In a post on Medium, Susannah Fox explains how an airplane emergency reinforced her belief in the power of peer leadership. Tap into the ‘just-in-time/someone-like-me network, she says. And be ready to help the next person.
I’ve watched this happen on Michele Tuck-Ponder’s Facebook posts. She crowd sources everything from summer camps to bulk food purchases. And it works — people love to help.
Michelle is a former mayor of Princeton Township, mother of two, now manager of the Princeton University Center for African American Studies and a member of my church. Susannah, mother of two, is the former director of the health and technology portfolio at the Pew Research Internet Project, now entrepreneur in residence at the Robert Wood Johnson Foundation — and yes, she is my daughter.
This gorgeous quilt, sewn with African fabrics by Michele Tuck-Ponder (shown here with Scott Langdon), will be auctioned at the fifth annual UFAR African Soiree on Saturday, March 1, 5 to 8 p.m., at Princeton Theological Seminary’s Mackay Center.
To benefit the United Front Against Riverblindness, it will include a buffet of international and African food, folk tales told by actor Scott Langdon and UFAR founder Daniel Shungu, a showing of African fashions, and an African marketplace. Tickets are just $60 ($30 for students). Call 609-688-9979 or email UFAR@PrincetonUMC.org.

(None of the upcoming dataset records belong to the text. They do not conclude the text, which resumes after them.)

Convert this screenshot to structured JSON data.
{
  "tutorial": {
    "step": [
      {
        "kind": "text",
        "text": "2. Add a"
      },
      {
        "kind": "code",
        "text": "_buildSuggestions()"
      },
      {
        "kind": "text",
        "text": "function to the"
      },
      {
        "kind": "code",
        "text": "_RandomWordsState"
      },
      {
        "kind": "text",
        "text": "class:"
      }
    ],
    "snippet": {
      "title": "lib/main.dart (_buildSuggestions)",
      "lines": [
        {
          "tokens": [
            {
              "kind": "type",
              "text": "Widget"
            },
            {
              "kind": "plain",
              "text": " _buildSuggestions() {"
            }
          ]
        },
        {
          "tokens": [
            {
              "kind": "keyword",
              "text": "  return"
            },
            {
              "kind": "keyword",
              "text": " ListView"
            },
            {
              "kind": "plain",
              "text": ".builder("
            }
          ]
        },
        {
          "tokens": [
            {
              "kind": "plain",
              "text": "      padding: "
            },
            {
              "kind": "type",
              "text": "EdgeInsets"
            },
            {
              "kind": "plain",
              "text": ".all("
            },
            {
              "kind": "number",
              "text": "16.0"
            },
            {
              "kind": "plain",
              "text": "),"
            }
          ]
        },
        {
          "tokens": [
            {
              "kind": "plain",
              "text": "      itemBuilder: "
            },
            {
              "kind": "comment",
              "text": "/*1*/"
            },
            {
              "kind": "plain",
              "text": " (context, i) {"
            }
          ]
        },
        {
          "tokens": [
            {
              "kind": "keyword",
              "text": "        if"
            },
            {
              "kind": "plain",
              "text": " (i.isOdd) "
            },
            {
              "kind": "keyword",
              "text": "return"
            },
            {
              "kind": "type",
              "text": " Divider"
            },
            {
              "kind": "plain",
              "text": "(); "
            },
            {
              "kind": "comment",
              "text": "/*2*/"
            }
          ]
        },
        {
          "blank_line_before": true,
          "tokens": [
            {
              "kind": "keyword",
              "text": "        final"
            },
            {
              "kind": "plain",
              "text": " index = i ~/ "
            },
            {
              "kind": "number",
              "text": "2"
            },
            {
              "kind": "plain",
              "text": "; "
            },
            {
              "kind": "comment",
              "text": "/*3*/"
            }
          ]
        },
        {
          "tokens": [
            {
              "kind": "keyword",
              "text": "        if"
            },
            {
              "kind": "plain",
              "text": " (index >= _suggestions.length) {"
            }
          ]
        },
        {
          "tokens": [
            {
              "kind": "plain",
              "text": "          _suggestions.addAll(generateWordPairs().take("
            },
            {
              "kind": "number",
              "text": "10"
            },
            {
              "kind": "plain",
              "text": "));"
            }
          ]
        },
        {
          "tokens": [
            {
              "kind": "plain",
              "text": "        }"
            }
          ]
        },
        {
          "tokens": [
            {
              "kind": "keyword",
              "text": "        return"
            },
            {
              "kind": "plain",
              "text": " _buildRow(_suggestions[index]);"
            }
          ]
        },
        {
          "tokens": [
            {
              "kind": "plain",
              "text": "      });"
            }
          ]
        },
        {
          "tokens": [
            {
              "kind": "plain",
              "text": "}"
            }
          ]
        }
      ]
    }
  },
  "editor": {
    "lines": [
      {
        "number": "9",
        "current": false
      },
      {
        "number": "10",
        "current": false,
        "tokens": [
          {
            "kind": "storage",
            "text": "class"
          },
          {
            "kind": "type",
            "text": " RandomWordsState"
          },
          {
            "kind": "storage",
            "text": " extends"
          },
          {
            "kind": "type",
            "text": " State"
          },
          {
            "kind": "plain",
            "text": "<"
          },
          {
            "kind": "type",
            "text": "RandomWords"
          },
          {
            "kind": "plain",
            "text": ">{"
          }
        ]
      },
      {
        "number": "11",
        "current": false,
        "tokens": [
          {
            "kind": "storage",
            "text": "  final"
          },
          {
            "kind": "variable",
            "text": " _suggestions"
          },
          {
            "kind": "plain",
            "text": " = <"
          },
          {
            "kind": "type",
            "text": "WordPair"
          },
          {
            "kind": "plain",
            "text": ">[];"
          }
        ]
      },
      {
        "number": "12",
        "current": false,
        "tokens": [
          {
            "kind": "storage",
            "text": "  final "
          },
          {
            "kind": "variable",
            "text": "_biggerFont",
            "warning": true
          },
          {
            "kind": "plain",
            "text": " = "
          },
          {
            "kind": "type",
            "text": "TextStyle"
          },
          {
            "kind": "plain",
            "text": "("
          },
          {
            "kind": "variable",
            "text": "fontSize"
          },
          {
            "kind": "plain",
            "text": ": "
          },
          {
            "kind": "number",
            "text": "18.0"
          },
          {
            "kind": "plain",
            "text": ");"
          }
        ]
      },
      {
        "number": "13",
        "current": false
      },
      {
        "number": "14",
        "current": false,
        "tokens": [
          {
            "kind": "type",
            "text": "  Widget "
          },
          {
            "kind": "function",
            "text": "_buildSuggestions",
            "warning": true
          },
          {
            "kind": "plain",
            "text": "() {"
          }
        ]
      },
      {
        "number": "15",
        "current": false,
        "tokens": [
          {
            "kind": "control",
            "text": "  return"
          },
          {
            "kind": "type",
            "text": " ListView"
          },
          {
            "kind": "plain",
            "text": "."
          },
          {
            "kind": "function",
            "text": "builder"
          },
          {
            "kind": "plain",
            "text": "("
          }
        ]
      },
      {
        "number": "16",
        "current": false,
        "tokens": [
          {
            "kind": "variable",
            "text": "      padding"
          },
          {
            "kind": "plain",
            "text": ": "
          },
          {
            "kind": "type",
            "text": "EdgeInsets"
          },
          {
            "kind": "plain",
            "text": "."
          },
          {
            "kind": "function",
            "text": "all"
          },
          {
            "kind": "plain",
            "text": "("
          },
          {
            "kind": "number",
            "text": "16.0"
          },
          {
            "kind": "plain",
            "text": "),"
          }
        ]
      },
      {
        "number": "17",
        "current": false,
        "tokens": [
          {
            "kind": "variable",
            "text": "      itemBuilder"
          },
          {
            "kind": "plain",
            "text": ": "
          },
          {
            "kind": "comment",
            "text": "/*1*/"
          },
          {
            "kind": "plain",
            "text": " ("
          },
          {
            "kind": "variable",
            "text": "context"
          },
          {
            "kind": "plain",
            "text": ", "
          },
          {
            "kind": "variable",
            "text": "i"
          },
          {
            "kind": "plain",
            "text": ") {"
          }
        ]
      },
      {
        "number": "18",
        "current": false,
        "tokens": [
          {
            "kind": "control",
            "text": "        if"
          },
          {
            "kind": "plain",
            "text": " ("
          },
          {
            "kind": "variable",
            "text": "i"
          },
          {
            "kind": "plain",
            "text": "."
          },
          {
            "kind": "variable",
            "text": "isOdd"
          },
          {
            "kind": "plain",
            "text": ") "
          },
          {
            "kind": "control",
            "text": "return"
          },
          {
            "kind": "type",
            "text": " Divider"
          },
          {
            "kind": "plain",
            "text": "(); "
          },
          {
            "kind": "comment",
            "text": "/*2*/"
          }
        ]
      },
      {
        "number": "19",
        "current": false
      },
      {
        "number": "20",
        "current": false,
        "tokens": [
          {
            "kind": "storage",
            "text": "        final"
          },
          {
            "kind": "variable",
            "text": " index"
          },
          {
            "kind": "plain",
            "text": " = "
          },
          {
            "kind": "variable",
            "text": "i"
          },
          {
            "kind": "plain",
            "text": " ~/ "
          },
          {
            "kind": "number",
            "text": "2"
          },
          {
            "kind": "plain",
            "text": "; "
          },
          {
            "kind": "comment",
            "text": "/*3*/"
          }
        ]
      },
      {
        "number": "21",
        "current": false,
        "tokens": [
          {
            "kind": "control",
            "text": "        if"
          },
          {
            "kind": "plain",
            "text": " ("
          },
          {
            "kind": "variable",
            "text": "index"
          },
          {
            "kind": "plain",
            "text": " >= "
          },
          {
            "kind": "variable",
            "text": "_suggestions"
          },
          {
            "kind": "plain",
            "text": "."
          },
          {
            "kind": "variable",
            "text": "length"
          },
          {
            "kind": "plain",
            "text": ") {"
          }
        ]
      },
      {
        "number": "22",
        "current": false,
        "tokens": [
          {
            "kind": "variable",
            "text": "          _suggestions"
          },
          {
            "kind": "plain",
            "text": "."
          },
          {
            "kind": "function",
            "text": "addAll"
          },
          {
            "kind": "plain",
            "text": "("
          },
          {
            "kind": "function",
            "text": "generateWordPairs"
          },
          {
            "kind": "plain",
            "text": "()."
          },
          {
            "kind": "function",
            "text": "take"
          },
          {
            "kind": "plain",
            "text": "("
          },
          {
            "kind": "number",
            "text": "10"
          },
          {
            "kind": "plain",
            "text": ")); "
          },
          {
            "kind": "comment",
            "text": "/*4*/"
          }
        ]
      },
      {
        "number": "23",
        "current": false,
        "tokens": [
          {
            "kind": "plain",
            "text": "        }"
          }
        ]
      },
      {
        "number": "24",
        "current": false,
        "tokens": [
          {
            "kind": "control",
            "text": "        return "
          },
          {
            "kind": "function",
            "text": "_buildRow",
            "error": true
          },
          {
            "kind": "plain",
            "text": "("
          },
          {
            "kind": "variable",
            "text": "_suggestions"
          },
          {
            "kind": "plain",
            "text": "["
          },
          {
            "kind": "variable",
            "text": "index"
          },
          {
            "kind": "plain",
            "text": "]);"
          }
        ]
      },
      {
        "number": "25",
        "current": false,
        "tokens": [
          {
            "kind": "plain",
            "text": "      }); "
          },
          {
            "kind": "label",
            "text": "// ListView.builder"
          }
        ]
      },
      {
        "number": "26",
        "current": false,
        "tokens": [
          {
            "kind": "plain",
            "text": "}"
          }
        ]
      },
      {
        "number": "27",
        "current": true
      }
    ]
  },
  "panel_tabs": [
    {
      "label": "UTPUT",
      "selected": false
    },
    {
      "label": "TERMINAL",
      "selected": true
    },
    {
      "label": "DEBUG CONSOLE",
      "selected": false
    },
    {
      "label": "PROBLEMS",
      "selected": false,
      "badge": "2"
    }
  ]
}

The king-sized quilt features Adinkra symbols native to western Africa.The symbols, hand stamped by the quilter during a visit to Africa, give a unique spin to the traditional log cabin block design. Many of the fabrics were purchased in Africa and supplemented by fabrics from the quilter’s own collection. The quilt is made in shades of purple, orange and green with tan and brown borders. Professionally quilted in a Greek Key design. The estimated retail value of the quilt is $750.00.
A former mayor of Princeton Township, Tuck-Ponder not only made the quilt, but will call the live auction, which will also include a specially designed copper bracelet from Randi Forman of Nassau Street-based Forest Jewelers, and a scarf designed by Aruna Arya, owner of the Palmer Square-based fashion store Zastra, and a painting by Rhinold Ponder.
A special award will be presented to the family of the late Peter Meggitt, a UFAR supporter and Princeton resident who traveled with the mission team.
More than one-third of the 60 million people in the Democratic Republic of Congo are at risk for getting riverblindness but UFAR is able to treat more than two million persons each year.